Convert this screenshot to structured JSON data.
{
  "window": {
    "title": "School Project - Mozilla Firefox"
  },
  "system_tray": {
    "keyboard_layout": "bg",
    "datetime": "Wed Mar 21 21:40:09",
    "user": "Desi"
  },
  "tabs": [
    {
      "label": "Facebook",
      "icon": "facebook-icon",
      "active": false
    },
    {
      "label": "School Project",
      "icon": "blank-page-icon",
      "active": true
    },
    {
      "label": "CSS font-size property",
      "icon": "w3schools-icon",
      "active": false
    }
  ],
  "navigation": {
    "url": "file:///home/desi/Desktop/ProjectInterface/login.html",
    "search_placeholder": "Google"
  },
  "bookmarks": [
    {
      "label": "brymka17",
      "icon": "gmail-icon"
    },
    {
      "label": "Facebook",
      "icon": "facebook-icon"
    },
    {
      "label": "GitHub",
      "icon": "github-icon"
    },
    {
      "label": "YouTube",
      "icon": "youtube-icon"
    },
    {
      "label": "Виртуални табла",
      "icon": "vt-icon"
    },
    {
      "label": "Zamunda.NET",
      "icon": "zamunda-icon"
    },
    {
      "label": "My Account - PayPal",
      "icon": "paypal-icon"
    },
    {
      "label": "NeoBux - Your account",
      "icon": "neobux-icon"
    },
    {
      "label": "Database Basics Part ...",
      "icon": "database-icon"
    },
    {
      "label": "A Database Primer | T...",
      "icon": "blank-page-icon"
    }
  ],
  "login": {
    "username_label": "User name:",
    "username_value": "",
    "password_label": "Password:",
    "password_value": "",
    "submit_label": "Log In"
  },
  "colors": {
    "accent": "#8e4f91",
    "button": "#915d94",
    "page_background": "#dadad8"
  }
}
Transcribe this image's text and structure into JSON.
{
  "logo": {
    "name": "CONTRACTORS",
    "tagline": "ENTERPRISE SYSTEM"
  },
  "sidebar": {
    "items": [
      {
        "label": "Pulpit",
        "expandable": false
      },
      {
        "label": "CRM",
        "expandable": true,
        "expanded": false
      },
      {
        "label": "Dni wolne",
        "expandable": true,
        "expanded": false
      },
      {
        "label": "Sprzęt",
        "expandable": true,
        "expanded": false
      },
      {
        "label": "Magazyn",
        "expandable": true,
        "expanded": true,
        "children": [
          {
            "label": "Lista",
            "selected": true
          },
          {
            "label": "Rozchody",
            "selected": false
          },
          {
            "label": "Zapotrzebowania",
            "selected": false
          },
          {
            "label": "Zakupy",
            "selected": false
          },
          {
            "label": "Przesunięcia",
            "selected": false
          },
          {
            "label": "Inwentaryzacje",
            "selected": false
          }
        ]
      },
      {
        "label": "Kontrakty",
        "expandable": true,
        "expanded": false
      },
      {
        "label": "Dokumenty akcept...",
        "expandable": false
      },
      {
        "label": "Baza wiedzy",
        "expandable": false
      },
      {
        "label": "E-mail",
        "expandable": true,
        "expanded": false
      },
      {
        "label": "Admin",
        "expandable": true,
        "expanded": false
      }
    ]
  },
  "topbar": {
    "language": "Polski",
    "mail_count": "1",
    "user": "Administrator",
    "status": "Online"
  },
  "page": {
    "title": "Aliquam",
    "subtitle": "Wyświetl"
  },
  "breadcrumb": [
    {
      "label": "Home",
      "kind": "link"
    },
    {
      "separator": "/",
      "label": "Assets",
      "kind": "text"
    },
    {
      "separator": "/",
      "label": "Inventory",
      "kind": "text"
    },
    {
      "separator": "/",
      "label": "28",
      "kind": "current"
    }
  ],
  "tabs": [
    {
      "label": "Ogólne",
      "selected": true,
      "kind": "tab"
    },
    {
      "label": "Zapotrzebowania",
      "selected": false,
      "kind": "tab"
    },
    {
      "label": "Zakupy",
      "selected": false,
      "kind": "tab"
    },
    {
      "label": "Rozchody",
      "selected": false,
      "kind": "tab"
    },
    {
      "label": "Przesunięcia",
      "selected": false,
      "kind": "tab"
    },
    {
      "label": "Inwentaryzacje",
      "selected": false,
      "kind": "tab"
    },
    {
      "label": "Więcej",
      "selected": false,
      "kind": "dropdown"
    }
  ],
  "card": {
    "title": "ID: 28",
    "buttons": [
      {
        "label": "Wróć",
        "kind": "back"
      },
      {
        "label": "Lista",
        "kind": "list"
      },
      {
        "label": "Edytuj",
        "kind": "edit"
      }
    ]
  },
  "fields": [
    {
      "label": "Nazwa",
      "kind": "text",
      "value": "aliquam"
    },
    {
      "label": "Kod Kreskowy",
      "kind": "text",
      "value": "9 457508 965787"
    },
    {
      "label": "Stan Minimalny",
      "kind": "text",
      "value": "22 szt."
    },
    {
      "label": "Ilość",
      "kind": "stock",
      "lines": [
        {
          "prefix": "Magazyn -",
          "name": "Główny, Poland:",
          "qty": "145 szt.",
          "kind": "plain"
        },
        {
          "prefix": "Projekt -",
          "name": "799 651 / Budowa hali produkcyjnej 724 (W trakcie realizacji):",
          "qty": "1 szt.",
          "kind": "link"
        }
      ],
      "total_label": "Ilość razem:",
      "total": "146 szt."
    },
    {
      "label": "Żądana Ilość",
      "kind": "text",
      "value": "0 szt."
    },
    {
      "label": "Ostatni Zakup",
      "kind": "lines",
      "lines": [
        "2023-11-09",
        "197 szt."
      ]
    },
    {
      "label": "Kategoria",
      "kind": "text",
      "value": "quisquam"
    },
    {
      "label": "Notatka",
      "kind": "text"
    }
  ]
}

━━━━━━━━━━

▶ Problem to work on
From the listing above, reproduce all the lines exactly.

▶ Solution
Convert this screenshot to structured JSON data.
{
  "window": {
    "title": "School Project - Mozilla Firefox"
  },
  "system_tray": {
    "keyboard_layout": "bg",
    "datetime": "Wed Mar 21 21:40:09",
    "user": "Desi"
  },
  "tabs": [
    {
      "label": "Facebook",
      "icon": "facebook-icon",
      "active": false
    },
    {
      "label": "School Project",
      "icon": "blank-page-icon",
      "active": true
    },
    {
      "label": "CSS font-size property",
      "icon": "w3schools-icon",
      "active": false
    }
  ],
  "navigation": {
    "url": "file:///home/desi/Desktop/ProjectInterface/login.html",
    "search_placeholder": "Google"
  },
  "bookmarks": [
    {
      "label": "brymka17",
      "icon": "gmail-icon"
    },
    {
      "label": "Facebook",
      "icon": "facebook-icon"
    },
    {
      "label": "GitHub",
      "icon": "github-icon"
    },
    {
      "label": "YouTube",
      "icon": "youtube-icon"
    },
    {
      "label": "Виртуални табла",
      "icon": "vt-icon"
    },
    {
      "label": "Zamunda.NET",
      "icon": "zamunda-icon"
    },
    {
      "label": "My Account - PayPal",
      "icon": "paypal-icon"
    },
    {
      "label": "NeoBux - Your account",
      "icon": "neobux-icon"
    },
    {
      "label": "Database Basics Part ...",
      "icon": "database-icon"
    },
    {
      "label": "A Database Primer | T...",
      "icon": "blank-page-icon"
    }
  ],
  "login": {
    "username_label": "User name:",
    "username_value": "",
    "password_label": "Password:",
    "password_value": "",
    "submit_label": "Log In"
  },
  "colors": {
    "accent": "#8e4f91",
    "button": "#915d94",
    "page_background": "#dadad8"
  }
}
Transcribe this image's text and structure into JSON.
{
  "logo": {
    "name": "CONTRACTORS",
    "tagline": "ENTERPRISE SYSTEM"
  },
  "sidebar": {
    "items": [
      {
        "label": "Pulpit",
        "expandable": false
      },
      {
        "label": "CRM",
        "expandable": true,
        "expanded": false
      },
      {
        "label": "Dni wolne",
        "expandable": true,
        "expanded": false
      },
      {
        "label": "Sprzęt",
        "expandable": true,
        "expanded": false
      },
      {
        "label": "Magazyn",
        "expandable": true,
        "expanded": true,
        "children": [
          {
            "label": "Lista",
            "selected": true
          },
          {
            "label": "Rozchody",
            "selected": false
          },
          {
            "label": "Zapotrzebowania",
            "selected": false
          },
          {
            "label": "Zakupy",
            "selected": false
          },
          {
            "label": "Przesunięcia",
            "selected": false
          },
          {
            "label": "Inwentaryzacje",
            "selected": false
          }
        ]
      },
      {
        "label": "Kontrakty",
        "expandable": true,
        "expanded": false
      },
      {
        "label": "Dokumenty akcept...",
        "expandable": false
      },
      {
        "label": "Baza wiedzy",
        "expandable": false
      },
      {
        "label": "E-mail",
        "expandable": true,
        "expanded": false
      },
      {
        "label": "Admin",
        "expandable": true,
        "expanded": false
      }
    ]
  },
  "topbar": {
    "language": "Polski",
    "mail_count": "1",
    "user": "Administrator",
    "status": "Online"
  },
  "page": {
    "title": "Aliquam",
    "subtitle": "Wyświetl"
  },
  "breadcrumb": [
    {
      "label": "Home",
      "kind": "link"
    },
    {
      "separator": "/",
      "label": "Assets",
      "kind": "text"
    },
    {
      "separator": "/",
      "label": "Inventory",
      "kind": "text"
    },
    {
      "separator": "/",
      "label": "28",
      "kind": "current"
    }
  ],
  "tabs": [
    {
      "label": "Ogólne",
      "selected": true,
      "kind": "tab"
    },
    {
      "label": "Zapotrzebowania",
      "selected": false,
      "kind": "tab"
    },
    {
      "label": "Zakupy",
      "selected": false,
      "kind": "tab"
    },
    {
      "label": "Rozchody",
      "selected": false,
      "kind": "tab"
    },
    {
      "label": "Przesunięcia",
      "selected": false,
      "kind": "tab"
    },
    {
      "label": "Inwentaryzacje",
      "selected": false,
      "kind": "tab"
    },
    {
      "label": "Więcej",
      "selected": false,
      "kind": "dropdown"
    }
  ],
  "card": {
    "title": "ID: 28",
    "buttons": [
      {
        "label": "Wróć",
        "kind": "back"
      },
      {
        "label": "Lista",
        "kind": "list"
      },
      {
        "label": "Edytuj",
        "kind": "edit"
      }
    ]
  },
  "fields": [
    {
      "label": "Nazwa",
      "kind": "text",
      "value": "aliquam"
    },
    {
      "label": "Kod Kreskowy",
      "kind": "text",
      "value": "9 457508 965787"
    },
    {
      "label": "Stan Minimalny",
      "kind": "text",
      "value": "22 szt."
    },
    {
      "label": "Ilość",
      "kind": "stock",
      "lines": [
        {
          "prefix": "Magazyn -",
          "name": "Główny, Poland:",
          "qty": "145 szt.",
          "kind": "plain"
        },
        {
          "prefix": "Projekt -",
          "name": "799 651 / Budowa hali produkcyjnej 724 (W trakcie realizacji):",
          "qty": "1 szt.",
          "kind": "link"
        }
      ],
      "total_label": "Ilość razem:",
      "total": "146 szt."
    },
    {
      "label": "Żądana Ilość",
      "kind": "text",
      "value": "0 szt."
    },
    {
      "label": "Ostatni Zakup",
      "kind": "lines",
      "lines": [
        "2023-11-09",
        "197 szt."
      ]
    },
    {
      "label": "Kategoria",
      "kind": "text",
      "value": "quisquam"
    },
    {
      "label": "Notatka",
      "kind": "text"
    }
  ]
}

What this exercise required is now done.